- While some cancer treatments do not affect a child's developing reproductive system, others can damage the ovaries of girls or the testicles of boys.
- This damage may be temporary or permanent.
- Parents or carers of children under 18 will usually need to consent to any fertility preservation procedures.
- Options will depend on whether the child has been through puberty. The decision will often be shared between the parent, young person and doctor.
Fertility options before puberty
- For girls, ovarian tissue can be removed and frozen and then transplanted when needed (ovarian cryopreservation). This is an experimental procedure.
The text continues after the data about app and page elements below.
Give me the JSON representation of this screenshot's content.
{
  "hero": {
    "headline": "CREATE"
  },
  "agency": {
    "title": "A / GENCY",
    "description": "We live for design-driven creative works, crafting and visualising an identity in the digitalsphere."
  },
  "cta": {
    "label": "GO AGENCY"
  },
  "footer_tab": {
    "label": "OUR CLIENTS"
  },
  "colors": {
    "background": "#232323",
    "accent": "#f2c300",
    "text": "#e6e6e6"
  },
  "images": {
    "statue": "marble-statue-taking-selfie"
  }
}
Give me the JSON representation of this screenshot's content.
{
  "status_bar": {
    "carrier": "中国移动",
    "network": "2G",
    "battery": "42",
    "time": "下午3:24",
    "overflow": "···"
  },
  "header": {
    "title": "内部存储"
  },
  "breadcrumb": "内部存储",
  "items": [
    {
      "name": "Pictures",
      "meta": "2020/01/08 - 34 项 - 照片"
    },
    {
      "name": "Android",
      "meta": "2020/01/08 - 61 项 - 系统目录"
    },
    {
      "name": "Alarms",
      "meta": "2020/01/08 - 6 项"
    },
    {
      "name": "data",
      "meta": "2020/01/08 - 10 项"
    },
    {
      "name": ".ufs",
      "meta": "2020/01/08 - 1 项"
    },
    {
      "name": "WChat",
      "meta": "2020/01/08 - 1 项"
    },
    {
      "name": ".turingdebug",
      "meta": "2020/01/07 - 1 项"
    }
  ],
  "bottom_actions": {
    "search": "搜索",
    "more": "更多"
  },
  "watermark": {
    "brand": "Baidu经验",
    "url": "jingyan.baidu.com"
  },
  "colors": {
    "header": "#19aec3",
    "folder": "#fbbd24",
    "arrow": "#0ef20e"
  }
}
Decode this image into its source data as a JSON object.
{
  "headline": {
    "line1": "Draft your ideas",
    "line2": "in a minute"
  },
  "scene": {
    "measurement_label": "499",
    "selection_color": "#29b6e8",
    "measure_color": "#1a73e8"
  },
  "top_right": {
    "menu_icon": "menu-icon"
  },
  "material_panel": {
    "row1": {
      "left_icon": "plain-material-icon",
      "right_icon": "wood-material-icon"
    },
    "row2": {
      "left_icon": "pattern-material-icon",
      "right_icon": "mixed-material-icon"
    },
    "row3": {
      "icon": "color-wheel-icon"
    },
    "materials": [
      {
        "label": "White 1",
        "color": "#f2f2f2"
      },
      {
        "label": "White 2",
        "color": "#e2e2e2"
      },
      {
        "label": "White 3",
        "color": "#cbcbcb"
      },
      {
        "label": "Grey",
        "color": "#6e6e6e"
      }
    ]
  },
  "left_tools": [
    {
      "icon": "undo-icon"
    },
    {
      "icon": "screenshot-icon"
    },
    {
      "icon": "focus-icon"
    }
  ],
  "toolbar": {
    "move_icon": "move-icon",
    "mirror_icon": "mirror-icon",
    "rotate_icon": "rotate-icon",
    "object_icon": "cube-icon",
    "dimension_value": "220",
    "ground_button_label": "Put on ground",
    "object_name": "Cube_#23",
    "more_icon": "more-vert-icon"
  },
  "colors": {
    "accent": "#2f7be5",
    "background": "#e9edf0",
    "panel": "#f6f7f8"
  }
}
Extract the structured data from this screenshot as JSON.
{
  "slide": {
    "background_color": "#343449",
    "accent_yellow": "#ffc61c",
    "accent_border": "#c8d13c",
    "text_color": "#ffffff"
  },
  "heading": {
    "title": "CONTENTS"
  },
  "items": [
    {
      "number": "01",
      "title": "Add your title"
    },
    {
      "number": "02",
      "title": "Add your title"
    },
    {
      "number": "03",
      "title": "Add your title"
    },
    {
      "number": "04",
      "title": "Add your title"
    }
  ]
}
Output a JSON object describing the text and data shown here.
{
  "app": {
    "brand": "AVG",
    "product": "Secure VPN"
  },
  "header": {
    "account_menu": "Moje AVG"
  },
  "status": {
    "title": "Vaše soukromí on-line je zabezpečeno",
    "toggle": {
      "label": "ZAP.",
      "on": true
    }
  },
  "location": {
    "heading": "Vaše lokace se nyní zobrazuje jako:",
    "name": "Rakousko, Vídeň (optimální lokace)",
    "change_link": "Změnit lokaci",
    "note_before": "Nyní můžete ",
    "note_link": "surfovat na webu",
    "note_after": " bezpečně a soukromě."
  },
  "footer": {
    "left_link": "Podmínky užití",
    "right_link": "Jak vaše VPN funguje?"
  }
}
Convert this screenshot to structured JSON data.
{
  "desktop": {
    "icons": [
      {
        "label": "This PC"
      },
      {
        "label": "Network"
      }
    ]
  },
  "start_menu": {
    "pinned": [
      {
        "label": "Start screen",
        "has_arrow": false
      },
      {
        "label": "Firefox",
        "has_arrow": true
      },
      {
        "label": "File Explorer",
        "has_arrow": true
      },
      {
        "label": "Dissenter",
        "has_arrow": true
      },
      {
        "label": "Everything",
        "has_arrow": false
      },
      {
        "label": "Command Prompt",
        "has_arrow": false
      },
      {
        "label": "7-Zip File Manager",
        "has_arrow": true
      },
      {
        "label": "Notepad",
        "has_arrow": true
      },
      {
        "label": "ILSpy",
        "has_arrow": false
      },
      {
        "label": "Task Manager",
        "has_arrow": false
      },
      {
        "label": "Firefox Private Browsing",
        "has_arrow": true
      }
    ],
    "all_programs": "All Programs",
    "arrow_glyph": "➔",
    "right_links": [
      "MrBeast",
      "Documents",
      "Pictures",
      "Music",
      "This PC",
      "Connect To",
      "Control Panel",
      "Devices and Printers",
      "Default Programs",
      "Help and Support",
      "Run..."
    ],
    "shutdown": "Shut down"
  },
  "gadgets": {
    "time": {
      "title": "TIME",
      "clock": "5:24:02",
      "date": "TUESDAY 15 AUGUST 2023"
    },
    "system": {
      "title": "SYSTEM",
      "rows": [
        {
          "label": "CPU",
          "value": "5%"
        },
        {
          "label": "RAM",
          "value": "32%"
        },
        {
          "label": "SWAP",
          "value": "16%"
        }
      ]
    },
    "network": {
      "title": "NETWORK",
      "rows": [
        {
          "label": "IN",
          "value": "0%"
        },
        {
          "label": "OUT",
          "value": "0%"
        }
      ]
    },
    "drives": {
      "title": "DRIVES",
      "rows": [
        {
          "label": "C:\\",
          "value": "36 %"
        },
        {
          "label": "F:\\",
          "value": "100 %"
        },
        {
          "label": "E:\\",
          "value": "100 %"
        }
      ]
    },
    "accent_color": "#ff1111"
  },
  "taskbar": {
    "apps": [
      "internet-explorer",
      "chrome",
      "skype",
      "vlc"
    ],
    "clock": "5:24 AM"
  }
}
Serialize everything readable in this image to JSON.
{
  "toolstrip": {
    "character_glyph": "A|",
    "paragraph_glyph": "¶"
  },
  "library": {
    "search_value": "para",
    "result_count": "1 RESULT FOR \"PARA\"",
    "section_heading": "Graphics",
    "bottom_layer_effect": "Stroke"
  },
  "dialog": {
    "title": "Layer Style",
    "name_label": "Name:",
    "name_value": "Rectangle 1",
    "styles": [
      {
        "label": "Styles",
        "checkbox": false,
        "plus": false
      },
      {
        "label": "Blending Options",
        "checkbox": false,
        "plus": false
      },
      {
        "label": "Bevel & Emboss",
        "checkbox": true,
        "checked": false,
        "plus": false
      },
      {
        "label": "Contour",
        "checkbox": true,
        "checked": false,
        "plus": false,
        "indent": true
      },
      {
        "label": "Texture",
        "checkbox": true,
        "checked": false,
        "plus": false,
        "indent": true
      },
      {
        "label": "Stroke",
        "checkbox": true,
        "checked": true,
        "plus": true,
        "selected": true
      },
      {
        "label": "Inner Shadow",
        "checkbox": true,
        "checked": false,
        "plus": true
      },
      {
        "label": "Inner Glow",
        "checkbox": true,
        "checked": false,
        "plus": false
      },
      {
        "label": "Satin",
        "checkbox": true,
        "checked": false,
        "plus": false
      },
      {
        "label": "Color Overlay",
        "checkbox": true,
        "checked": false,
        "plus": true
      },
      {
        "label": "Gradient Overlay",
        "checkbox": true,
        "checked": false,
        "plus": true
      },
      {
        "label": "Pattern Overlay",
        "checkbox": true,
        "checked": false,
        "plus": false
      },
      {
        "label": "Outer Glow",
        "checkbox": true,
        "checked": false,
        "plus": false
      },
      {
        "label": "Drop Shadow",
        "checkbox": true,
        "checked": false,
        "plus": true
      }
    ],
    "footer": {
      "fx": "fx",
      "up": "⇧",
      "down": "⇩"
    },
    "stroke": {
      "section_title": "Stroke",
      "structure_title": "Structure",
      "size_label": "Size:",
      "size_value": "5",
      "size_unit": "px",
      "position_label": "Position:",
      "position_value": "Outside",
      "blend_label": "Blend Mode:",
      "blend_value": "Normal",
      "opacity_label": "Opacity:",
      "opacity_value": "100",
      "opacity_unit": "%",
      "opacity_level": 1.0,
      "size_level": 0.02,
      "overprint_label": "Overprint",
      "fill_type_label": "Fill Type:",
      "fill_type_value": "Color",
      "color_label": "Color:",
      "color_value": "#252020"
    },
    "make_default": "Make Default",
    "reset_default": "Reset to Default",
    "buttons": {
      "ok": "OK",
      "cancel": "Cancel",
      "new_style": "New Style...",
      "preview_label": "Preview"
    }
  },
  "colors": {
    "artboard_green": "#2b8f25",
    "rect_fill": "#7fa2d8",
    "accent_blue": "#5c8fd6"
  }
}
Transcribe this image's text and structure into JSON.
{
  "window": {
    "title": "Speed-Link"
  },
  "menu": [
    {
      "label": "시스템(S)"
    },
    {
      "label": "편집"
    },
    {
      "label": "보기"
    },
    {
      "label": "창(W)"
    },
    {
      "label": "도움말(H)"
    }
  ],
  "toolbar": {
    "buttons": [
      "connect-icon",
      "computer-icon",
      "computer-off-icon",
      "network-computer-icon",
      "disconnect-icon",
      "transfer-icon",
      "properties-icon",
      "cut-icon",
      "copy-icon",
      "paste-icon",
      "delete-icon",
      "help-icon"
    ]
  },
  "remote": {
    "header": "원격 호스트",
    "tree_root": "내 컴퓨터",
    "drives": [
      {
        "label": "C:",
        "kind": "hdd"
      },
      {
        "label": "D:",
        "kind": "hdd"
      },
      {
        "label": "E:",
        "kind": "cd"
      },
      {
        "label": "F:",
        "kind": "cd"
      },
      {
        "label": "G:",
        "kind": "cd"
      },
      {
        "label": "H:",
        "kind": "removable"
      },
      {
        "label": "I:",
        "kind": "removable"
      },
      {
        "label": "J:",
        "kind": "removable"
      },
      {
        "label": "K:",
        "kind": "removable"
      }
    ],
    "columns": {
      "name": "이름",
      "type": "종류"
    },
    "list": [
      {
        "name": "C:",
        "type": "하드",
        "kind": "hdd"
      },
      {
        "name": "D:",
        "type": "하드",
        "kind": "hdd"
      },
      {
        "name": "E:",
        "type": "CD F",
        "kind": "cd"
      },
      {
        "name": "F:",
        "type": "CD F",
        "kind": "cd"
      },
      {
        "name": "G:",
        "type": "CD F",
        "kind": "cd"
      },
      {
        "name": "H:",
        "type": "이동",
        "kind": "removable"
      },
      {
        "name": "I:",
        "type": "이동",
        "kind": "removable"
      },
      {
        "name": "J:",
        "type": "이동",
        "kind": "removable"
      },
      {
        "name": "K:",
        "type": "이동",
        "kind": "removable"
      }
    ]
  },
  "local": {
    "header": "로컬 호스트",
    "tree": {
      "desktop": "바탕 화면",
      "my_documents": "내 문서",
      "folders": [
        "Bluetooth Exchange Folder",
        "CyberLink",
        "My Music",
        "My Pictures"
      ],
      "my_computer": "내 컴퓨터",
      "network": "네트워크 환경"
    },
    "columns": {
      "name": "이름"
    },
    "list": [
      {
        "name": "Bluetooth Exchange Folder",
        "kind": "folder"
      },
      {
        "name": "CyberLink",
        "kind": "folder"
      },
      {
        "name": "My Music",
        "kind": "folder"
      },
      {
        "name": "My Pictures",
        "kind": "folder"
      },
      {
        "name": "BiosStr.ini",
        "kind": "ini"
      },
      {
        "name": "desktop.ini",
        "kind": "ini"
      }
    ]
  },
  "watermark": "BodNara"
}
- For boys, the only available option is still experimental. Immature cells from the testicles are removed, frozen and stored for later use with IVF. This is called testicular tissue cryopreservation.
Fertility options after puberty
- For girls, it may be possible to remove and freeze mature eggs. Some girls are able to take GnRH to reduce activity in the ovaries or ovarian tissue and protect eggs from damage.
- For boys, it may be possible to collect, freeze and store mature sperm cells for future use. This is known as sperm banking.
Expert content reviewers:
Dr Yasmin Jayasinghe, Paediatric Gynaecologist, Royal Children's Hospital Melbourne, Co-chair Fertility Preservation Taskforce, Melbourne, and Senior Lecturer, Department of Obstetrics and Gynaecology, University of Melbourne, VIC; Dr Peter Downie, Head, Paediatric Haematology-Oncology and Director, Children's Cancer Centre, Monash Children's Hospital, and Director, Victorian Paediatric Integrated Cancer Service, VIC; Carmen Heathcote, 13 11 20 Consultant, Cancer Council Queensland; Aaron Lewis, Consumer; Pampa Ray, Consumer; Dr Sally Reid, Gynaecologist, Fertility SA and Advanced Gynaecological Surgery Centre, Visiting Consultant, Women's and Children's Hospital, and Clinical Senior Lecturer, School of Paediatrics and Reproductive Health, The University of Adelaide, SA; A/Prof Kate Stern, Head, Fertility Preservation Service, The Royal Women's Hospital and Melbourne IVF and Head, Endocrine/Metabolic Clinic, Royal Women's Hospital, and Co-chair, AYA cancer fertility preservation guidance working group, VIC.